Then there is the bully, a “townie” with an abject hatred of rich “summer people” (Sound familiar?) who takes his anger out exclusively on overweight Bobby.
It’s a time that the real Bobby still recalls vividly.
“I was 14 when I had this adventure. All I knew was I would be a writer and at the end of the summer, this was going to be my first novel,” said Mr. Lipsyte. “It wasn’t, but I tried. I couldn’t deal with the emotions, the shame of being bullied, being fat, afraid of girls, all this stuff.
“It took over 20 years to approach the feelings.”
Though Mr. Lipsyte’s book is set in the 1950s, the film has been shifted forward two decades to the 1970s. Along the way, Mr. Lipsyte notes, the music and story have been altered in order to make some of the plot twists more contemporary.
For example, in the book, Bobby’s parents battle over the notion of his mother pursuing a job as a teacher instead of staying at home with the kids — a decidedly 1950s conceit. Now, explains Mr. Lipsyte, it’s the ‘70s and she is studying for her law degree, which causes friction.
Also in the screen version, Dr. Khan starts out as a curmudgeon but turns out to be a compassionate man as he counsels Bobby through his troubles with the bully. In the film, Dr. Khan is a Holocaust survivor, so he has had some experience with bullies himself.
But in real life, Mr. Lipsyte found no such redeeming characteristics in his employer.
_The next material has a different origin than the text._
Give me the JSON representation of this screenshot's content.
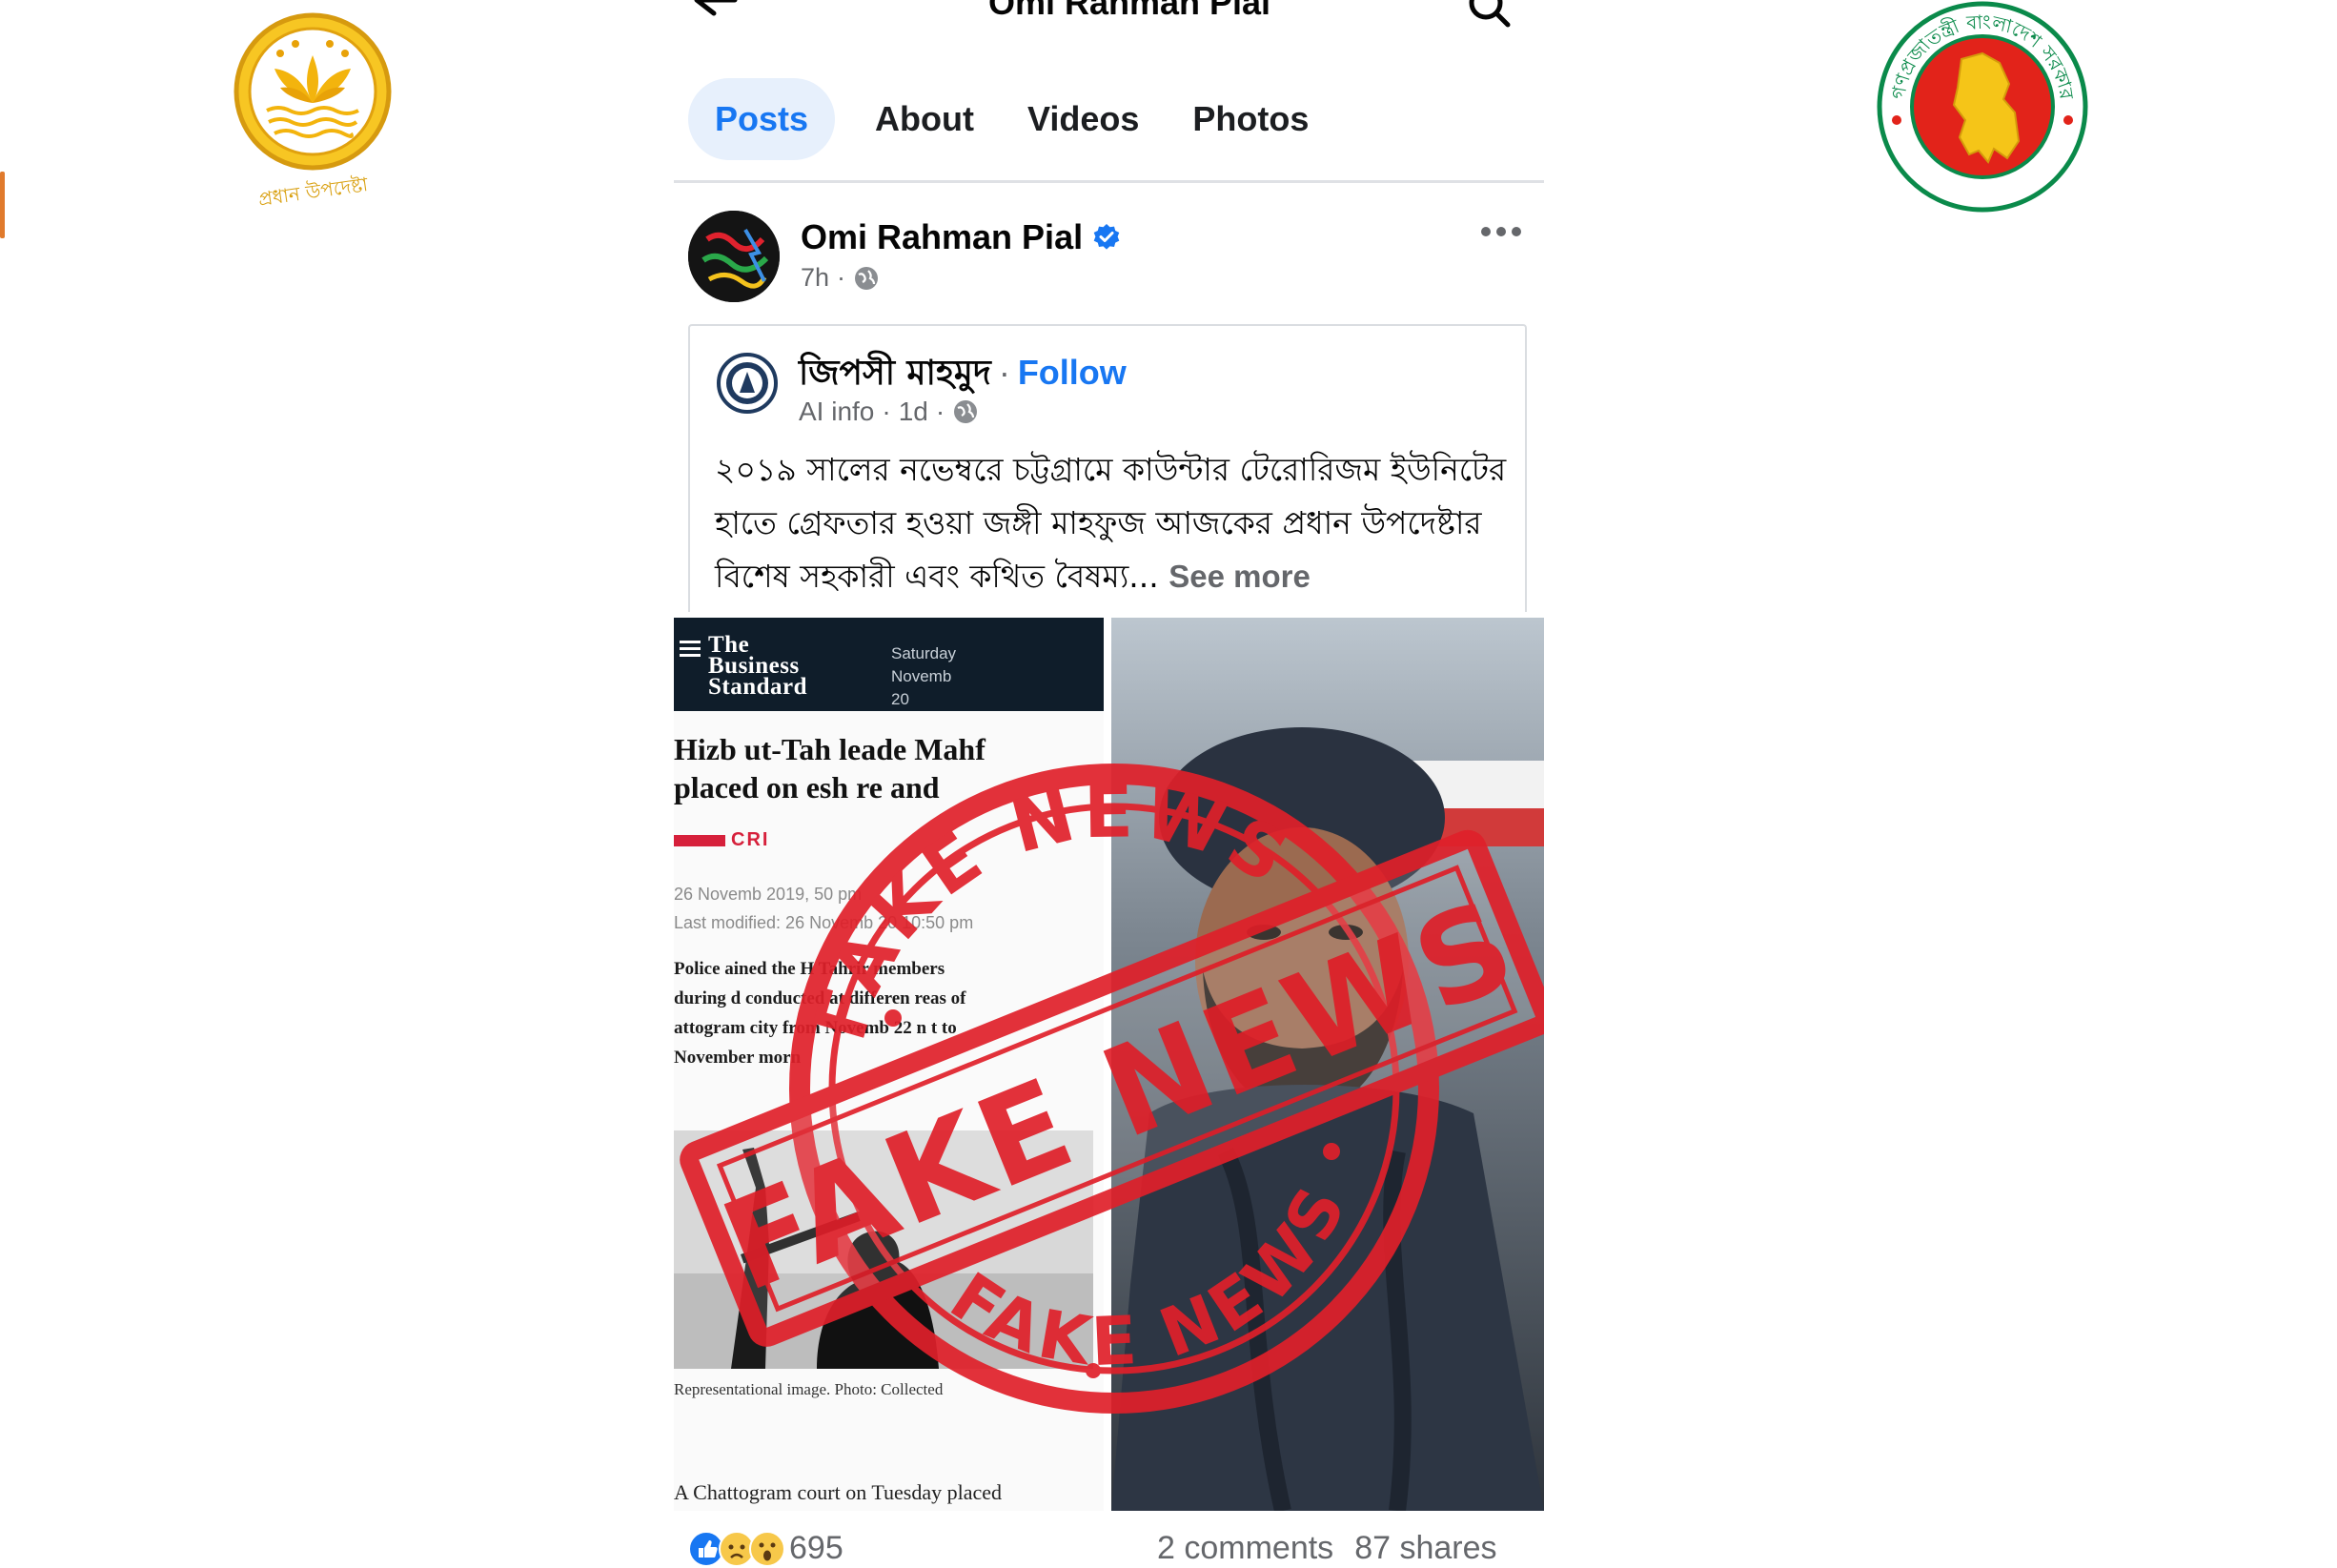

“The novel is semi-autobiographical,” said Mr. Lipsyte. “I lost 40 pounds as a kid taking care of this beastly man’s estate. In the book he’s beastly to the end.”
Gone altogether from the film is a decidedly 1950s-era scene in which Bobby’s family is scolded by neighbors for bringing an African-American friend from the city to stay with them for the weekend. But perhaps the most profound change in the film version is the fact there is no fat shaming of Bobby, unlike what Mr. Lipsyte experienced in real life and wrote about in the book.
“That summer changed me enormously. I was a fat boy in the corner. I wanted to be a writer, in retrospect, because I was fat,” he said. “I knew anyone who didn’t like themselves for any reason should be a writer to control and manipulate the universe. I wrote a lot of stories about thin people dying horribly.”
“The film moved to a more modern sensibility and in a sense, it’s one I like better,” said Mr. Lipsyte.
So rather than the lead character ultimately losing weight, as Mr. Lipsyte did in real life and his 14-year-old self did in the book, in the end of “Measure of a Man,” Bobby comes to terms with his body and accepts himself for who he is, extra pounds and all.
“In the last scene in the movie, Bobby goes on the high board with his belly jiggling,” said Mr. Lipsyte. “He’s comfortable in his skin.
“But the boy in ‘One Fat Summer’ still isn’t,” he added.
“Measure of a Man” opens in theaters across the country on Friday, May 11 and is distributed by Great Point Media Limited. To see a preview of the film, visit trailers.apple.com/trailers/independent/measure-of-a-man/.